** Data for processing follows **

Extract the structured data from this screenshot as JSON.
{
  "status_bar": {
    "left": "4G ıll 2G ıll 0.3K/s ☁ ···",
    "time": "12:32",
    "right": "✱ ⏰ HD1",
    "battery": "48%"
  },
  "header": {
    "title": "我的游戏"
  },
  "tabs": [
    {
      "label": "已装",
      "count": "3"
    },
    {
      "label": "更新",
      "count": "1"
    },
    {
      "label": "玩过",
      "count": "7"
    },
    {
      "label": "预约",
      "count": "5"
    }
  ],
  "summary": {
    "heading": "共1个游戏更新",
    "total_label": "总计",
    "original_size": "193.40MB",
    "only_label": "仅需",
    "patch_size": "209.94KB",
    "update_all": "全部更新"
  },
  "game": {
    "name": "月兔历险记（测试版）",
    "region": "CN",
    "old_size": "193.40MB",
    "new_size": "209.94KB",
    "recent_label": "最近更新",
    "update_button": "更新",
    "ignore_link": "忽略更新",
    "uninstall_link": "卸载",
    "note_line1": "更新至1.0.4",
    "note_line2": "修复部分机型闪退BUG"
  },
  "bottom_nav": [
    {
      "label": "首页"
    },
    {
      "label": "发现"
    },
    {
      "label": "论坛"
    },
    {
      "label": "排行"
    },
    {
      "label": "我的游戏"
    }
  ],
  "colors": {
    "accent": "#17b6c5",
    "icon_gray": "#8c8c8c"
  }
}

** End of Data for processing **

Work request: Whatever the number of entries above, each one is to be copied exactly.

Answer to the exercise:
Extract the structured data from this screenshot as JSON.
{
  "status_bar": {
    "left": "4G ıll 2G ıll 0.3K/s ☁ ···",
    "time": "12:32",
    "right": "✱ ⏰ HD1",
    "battery": "48%"
  },
  "header": {
    "title": "我的游戏"
  },
  "tabs": [
    {
      "label": "已装",
      "count": "3"
    },
    {
      "label": "更新",
      "count": "1"
    },
    {
      "label": "玩过",
      "count": "7"
    },
    {
      "label": "预约",
      "count": "5"
    }
  ],
  "summary": {
    "heading": "共1个游戏更新",
    "total_label": "总计",
    "original_size": "193.40MB",
    "only_label": "仅需",
    "patch_size": "209.94KB",
    "update_all": "全部更新"
  },
  "game": {
    "name": "月兔历险记（测试版）",
    "region": "CN",
    "old_size": "193.40MB",
    "new_size": "209.94KB",
    "recent_label": "最近更新",
    "update_button": "更新",
    "ignore_link": "忽略更新",
    "uninstall_link": "卸载",
    "note_line1": "更新至1.0.4",
    "note_line2": "修复部分机型闪退BUG"
  },
  "bottom_nav": [
    {
      "label": "首页"
    },
    {
      "label": "发现"
    },
    {
      "label": "论坛"
    },
    {
      "label": "排行"
    },
    {
      "label": "我的游戏"
    }
  ],
  "colors": {
    "accent": "#17b6c5",
    "icon_gray": "#8c8c8c"
  }
}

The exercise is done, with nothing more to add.